* Required work *
Every entry below should be written out exactly, and no image should appear.

* Input data *
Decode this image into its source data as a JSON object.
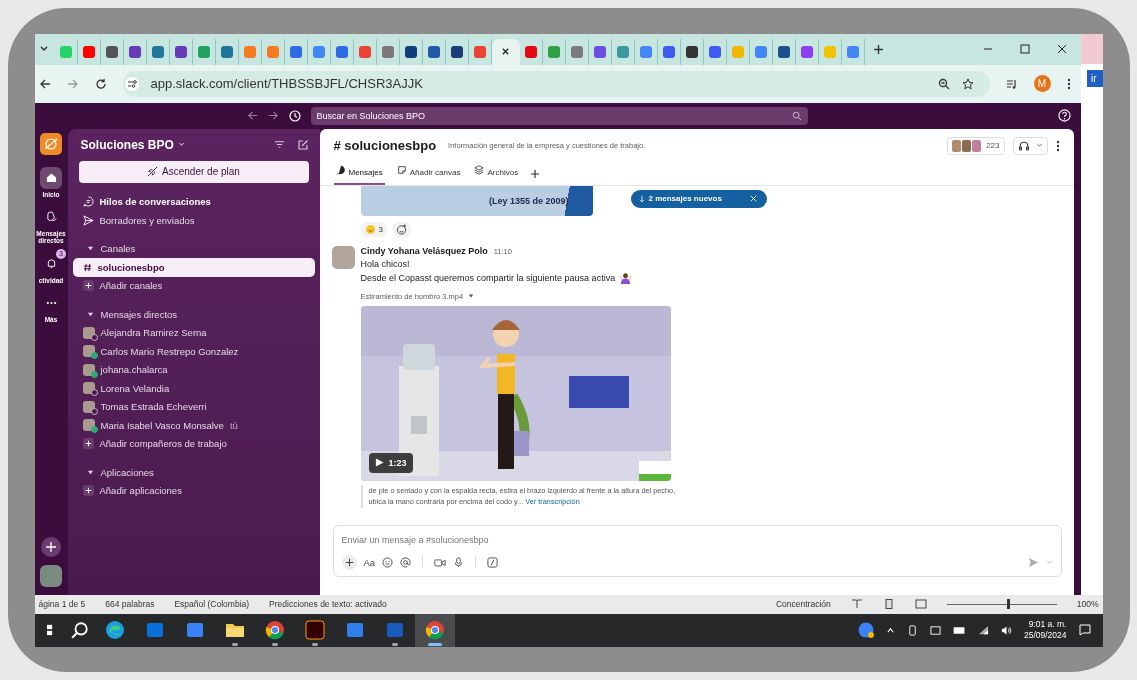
{
  "browser": {
    "tabs": [
      {
        "color": "#25d366",
        "selected": false
      },
      {
        "color": "#ff0000",
        "selected": false
      },
      {
        "color": "#555555",
        "selected": false
      },
      {
        "color": "#673ab7",
        "selected": false
      },
      {
        "color": "#21759b",
        "selected": false
      },
      {
        "color": "#673ab7",
        "selected": false
      },
      {
        "color": "#1fa463",
        "selected": false
      },
      {
        "color": "#21759b",
        "selected": false
      },
      {
        "color": "#f47b20",
        "selected": false
      },
      {
        "color": "#f47b20",
        "selected": false
      },
      {
        "color": "#2d6ae3",
        "selected": false
      },
      {
        "color": "#4285f4",
        "selected": false
      },
      {
        "color": "#2d6ae3",
        "selected": false
      },
      {
        "color": "#ea4335",
        "selected": false
      },
      {
        "color": "#7a7a7a",
        "selected": false
      },
      {
        "color": "#0d3f78",
        "selected": false
      },
      {
        "color": "#1e5aa8",
        "selected": false
      },
      {
        "color": "#1d3d78",
        "selected": false
      },
      {
        "color": "#ea4335",
        "selected": false
      },
      {
        "selected": true
      },
      {
        "color": "#e50914",
        "selected": false
      },
      {
        "color": "#2ea043",
        "selected": false
      },
      {
        "color": "#7a7a7a",
        "selected": false
      },
      {
        "color": "#6a4ce0",
        "selected": false
      },
      {
        "color": "#3b9aa0",
        "selected": false
      },
      {
        "color": "#4285f4",
        "selected": false
      },
      {
        "color": "#3d5af1",
        "selected": false
      },
      {
        "color": "#333333",
        "selected": false
      },
      {
        "color": "#3d5af1",
        "selected": false
      },
      {
        "color": "#f2b705",
        "selected": false
      },
      {
        "color": "#4285f4",
        "selected": false
      },
      {
        "color": "#1d4f8c",
        "selected": false
      },
      {
        "color": "#8b3ff2",
        "selected": false
      },
      {
        "color": "#f2c300",
        "selected": false
      },
      {
        "color": "#4285f4",
        "selected": false
      }
    ],
    "url": "app.slack.com/client/THBSSBJFL/CHSR3AJJK",
    "profile_initial": "M"
  },
  "slack": {
    "search": {
      "placeholder": "Buscar en Soluciones BPO"
    },
    "rail": [
      {
        "label": "Inicio",
        "kind": "home",
        "selected": true
      },
      {
        "label": "Mensajes directos",
        "kind": "dm",
        "selected": false
      },
      {
        "label": "ctividad",
        "kind": "activity",
        "badge": "3",
        "selected": false
      },
      {
        "label": "Más",
        "kind": "more",
        "selected": false
      }
    ],
    "sidebar": {
      "workspace": "Soluciones BPO",
      "upgrade_button": "Ascender de plan",
      "top_items": [
        {
          "label": "Hilos de conversaciones",
          "kind": "threads",
          "bold": true
        },
        {
          "label": "Borradores y enviados",
          "kind": "drafts",
          "bold": false
        }
      ],
      "sections": [
        {
          "title": "Canales",
          "expanded": true,
          "items": [
            {
              "label": "solucionesbpo",
              "kind": "channel",
              "selected": true
            },
            {
              "label": "Añadir canales",
              "kind": "add",
              "selected": false
            }
          ]
        },
        {
          "title": "Mensajes directos",
          "expanded": true,
          "items": [
            {
              "label": "Alejandra Ramirez Serna",
              "kind": "dm",
              "online": false,
              "selected": false
            },
            {
              "label": "Carlos Mario Restrepo Gonzalez",
              "kind": "dm",
              "online": true,
              "selected": false
            },
            {
              "label": "johana.chalarca",
              "kind": "dm",
              "online": true,
              "selected": false
            },
            {
              "label": "Lorena Velandia",
              "kind": "dm",
              "online": false,
              "selected": false
            },
            {
              "label": "Tomas Estrada Echeverri",
              "kind": "dm",
              "online": false,
              "selected": false
            },
            {
              "label": "Maria Isabel Vasco Monsalve",
              "suffix": "tú",
              "kind": "dm",
              "online": true,
              "selected": false
            },
            {
              "label": "Añadir compañeros de trabajo",
              "kind": "add",
              "selected": false
            }
          ]
        },
        {
          "title": "Aplicaciones",
          "expanded": true,
          "items": [
            {
              "label": "Añadir aplicaciones",
              "kind": "add",
              "selected": false
            }
          ]
        }
      ]
    },
    "channel": {
      "name": "# solucionesbpo",
      "description": "Información general de la empresa y cuestiones de trabajo.",
      "member_count": "223",
      "tabs": [
        {
          "label": "Mensajes",
          "kind": "messages",
          "selected": true
        },
        {
          "label": "Añadir canvas",
          "kind": "canvas",
          "selected": false
        },
        {
          "label": "Archivos",
          "kind": "files",
          "selected": false
        }
      ]
    },
    "previous_image_text": "(Ley 1355 de 2009)",
    "reactions": [
      {
        "count": "3"
      }
    ],
    "new_messages_pill": "2 mensajes nuevos",
    "message": {
      "author": "Cindy Yohana Velásquez Polo",
      "time": "11:10",
      "lines": [
        "Hola chicos!",
        "Desde el Copasst queremos compartir la siguiente pausa activa"
      ],
      "attachment": {
        "filename": "Estiramiento de hombro 3.mp4",
        "duration": "1:23",
        "transcript": "de pie o sentado y con la espalda recta, estira el brazo izquierdo al frente a la altura del pecho, ubica la mano contraria por encima del codo y...",
        "transcript_link": "Ver transcripción"
      }
    },
    "composer": {
      "placeholder": "Enviar un mensaje a #solucionesbpo",
      "format_label": "Aa"
    }
  },
  "word": {
    "ribbon_button": "ir",
    "status_left": [
      "ágina 1 de 5",
      "664 palabras",
      "Español (Colombia)",
      "Predicciones de texto: activado"
    ],
    "focus": "Concentración",
    "zoom": {
      "level": 0.55,
      "reading": "100%"
    }
  },
  "taskbar": {
    "apps": [
      {
        "running": false,
        "selected": false
      },
      {
        "running": false,
        "selected": false
      },
      {
        "running": false,
        "selected": false
      },
      {
        "running": true,
        "selected": false
      },
      {
        "running": true,
        "selected": false
      },
      {
        "running": true,
        "selected": false
      },
      {
        "running": false,
        "selected": false
      },
      {
        "running": true,
        "selected": false
      },
      {
        "running": true,
        "selected": true
      }
    ],
    "time": "9:01 a. m.",
    "date": "25/09/2024"
  }
}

* Answer to the problem *
Decode this image into its source data as a JSON object.
{
  "browser": {
    "tabs": [
      {
        "color": "#25d366",
        "selected": false
      },
      {
        "color": "#ff0000",
        "selected": false
      },
      {
        "color": "#555555",
        "selected": false
      },
      {
        "color": "#673ab7",
        "selected": false
      },
      {
        "color": "#21759b",
        "selected": false
      },
      {
        "color": "#673ab7",
        "selected": false
      },
      {
        "color": "#1fa463",
        "selected": false
      },
      {
        "color": "#21759b",
        "selected": false
      },
      {
        "color": "#f47b20",
        "selected": false
      },
      {
        "color": "#f47b20",
        "selected": false
      },
      {
        "color": "#2d6ae3",
        "selected": false
      },
      {
        "color": "#4285f4",
        "selected": false
      },
      {
        "color": "#2d6ae3",
        "selected": false
      },
      {
        "color": "#ea4335",
        "selected": false
      },
      {
        "color": "#7a7a7a",
        "selected": false
      },
      {
        "color": "#0d3f78",
        "selected": false
      },
      {
        "color": "#1e5aa8",
        "selected": false
      },
      {
        "color": "#1d3d78",
        "selected": false
      },
      {
        "color": "#ea4335",
        "selected": false
      },
      {
        "selected": true
      },
      {
        "color": "#e50914",
        "selected": false
      },
      {
        "color": "#2ea043",
        "selected": false
      },
      {
        "color": "#7a7a7a",
        "selected": false
      },
      {
        "color": "#6a4ce0",
        "selected": false
      },
      {
        "color": "#3b9aa0",
        "selected": false
      },
      {
        "color": "#4285f4",
        "selected": false
      },
      {
        "color": "#3d5af1",
        "selected": false
      },
      {
        "color": "#333333",
        "selected": false
      },
      {
        "color": "#3d5af1",
        "selected": false
      },
      {
        "color": "#f2b705",
        "selected": false
      },
      {
        "color": "#4285f4",
        "selected": false
      },
      {
        "color": "#1d4f8c",
        "selected": false
      },
      {
        "color": "#8b3ff2",
        "selected": false
      },
      {
        "color": "#f2c300",
        "selected": false
      },
      {
        "color": "#4285f4",
        "selected": false
      }
    ],
    "url": "app.slack.com/client/THBSSBJFL/CHSR3AJJK",
    "profile_initial": "M"
  },
  "slack": {
    "search": {
      "placeholder": "Buscar en Soluciones BPO"
    },
    "rail": [
      {
        "label": "Inicio",
        "kind": "home",
        "selected": true
      },
      {
        "label": "Mensajes directos",
        "kind": "dm",
        "selected": false
      },
      {
        "label": "ctividad",
        "kind": "activity",
        "badge": "3",
        "selected": false
      },
      {
        "label": "Más",
        "kind": "more",
        "selected": false
      }
    ],
    "sidebar": {
      "workspace": "Soluciones BPO",
      "upgrade_button": "Ascender de plan",
      "top_items": [
        {
          "label": "Hilos de conversaciones",
          "kind": "threads",
          "bold": true
        },
        {
          "label": "Borradores y enviados",
          "kind": "drafts",
          "bold": false
        }
      ],
      "sections": [
        {
          "title": "Canales",
          "expanded": true,
          "items": [
            {
              "label": "solucionesbpo",
              "kind": "channel",
              "selected": true
            },
            {
              "label": "Añadir canales",
              "kind": "add",
              "selected": false
            }
          ]
        },
        {
          "title": "Mensajes directos",
          "expanded": true,
          "items": [
            {
              "label": "Alejandra Ramirez Serna",
              "kind": "dm",
              "online": false,
              "selected": false
            },
            {
              "label": "Carlos Mario Restrepo Gonzalez",
              "kind": "dm",
              "online": true,
              "selected": false
            },
            {
              "label": "johana.chalarca",
              "kind": "dm",
              "online": true,
              "selected": false
            },
            {
              "label": "Lorena Velandia",
              "kind": "dm",
              "online": false,
              "selected": false
            },
            {
              "label": "Tomas Estrada Echeverri",
              "kind": "dm",
              "online": false,
              "selected": false
            },
            {
              "label": "Maria Isabel Vasco Monsalve",
              "suffix": "tú",
              "kind": "dm",
              "online": true,
              "selected": false
            },
            {
              "label": "Añadir compañeros de trabajo",
              "kind": "add",
              "selected": false
            }
          ]
        },
        {
          "title": "Aplicaciones",
          "expanded": true,
          "items": [
            {
              "label": "Añadir aplicaciones",
              "kind": "add",
              "selected": false
            }
          ]
        }
      ]
    },
    "channel": {
      "name": "# solucionesbpo",
      "description": "Información general de la empresa y cuestiones de trabajo.",
      "member_count": "223",
      "tabs": [
        {
          "label": "Mensajes",
          "kind": "messages",
          "selected": true
        },
        {
          "label": "Añadir canvas",
          "kind": "canvas",
          "selected": false
        },
        {
          "label": "Archivos",
          "kind": "files",
          "selected": false
        }
      ]
    },
    "previous_image_text": "(Ley 1355 de 2009)",
    "reactions": [
      {
        "count": "3"
      }
    ],
    "new_messages_pill": "2 mensajes nuevos",
    "message": {
      "author": "Cindy Yohana Velásquez Polo",
      "time": "11:10",
      "lines": [
        "Hola chicos!",
        "Desde el Copasst queremos compartir la siguiente pausa activa"
      ],
      "attachment": {
        "filename": "Estiramiento de hombro 3.mp4",
        "duration": "1:23",
        "transcript": "de pie o sentado y con la espalda recta, estira el brazo izquierdo al frente a la altura del pecho, ubica la mano contraria por encima del codo y...",
        "transcript_link": "Ver transcripción"
      }
    },
    "composer": {
      "placeholder": "Enviar un mensaje a #solucionesbpo",
      "format_label": "Aa"
    }
  },
  "word": {
    "ribbon_button": "ir",
    "status_left": [
      "ágina 1 de 5",
      "664 palabras",
      "Español (Colombia)",
      "Predicciones de texto: activado"
    ],
    "focus": "Concentración",
    "zoom": {
      "level": 0.55,
      "reading": "100%"
    }
  },
  "taskbar": {
    "apps": [
      {
        "running": false,
        "selected": false
      },
      {
        "running": false,
        "selected": false
      },
      {
        "running": false,
        "selected": false
      },
      {
        "running": true,
        "selected": false
      },
      {
        "running": true,
        "selected": false
      },
      {
        "running": true,
        "selected": false
      },
      {
        "running": false,
        "selected": false
      },
      {
        "running": true,
        "selected": false
      },
      {
        "running": true,
        "selected": true
      }
    ],
    "time": "9:01 a. m.",
    "date": "25/09/2024"
  }
}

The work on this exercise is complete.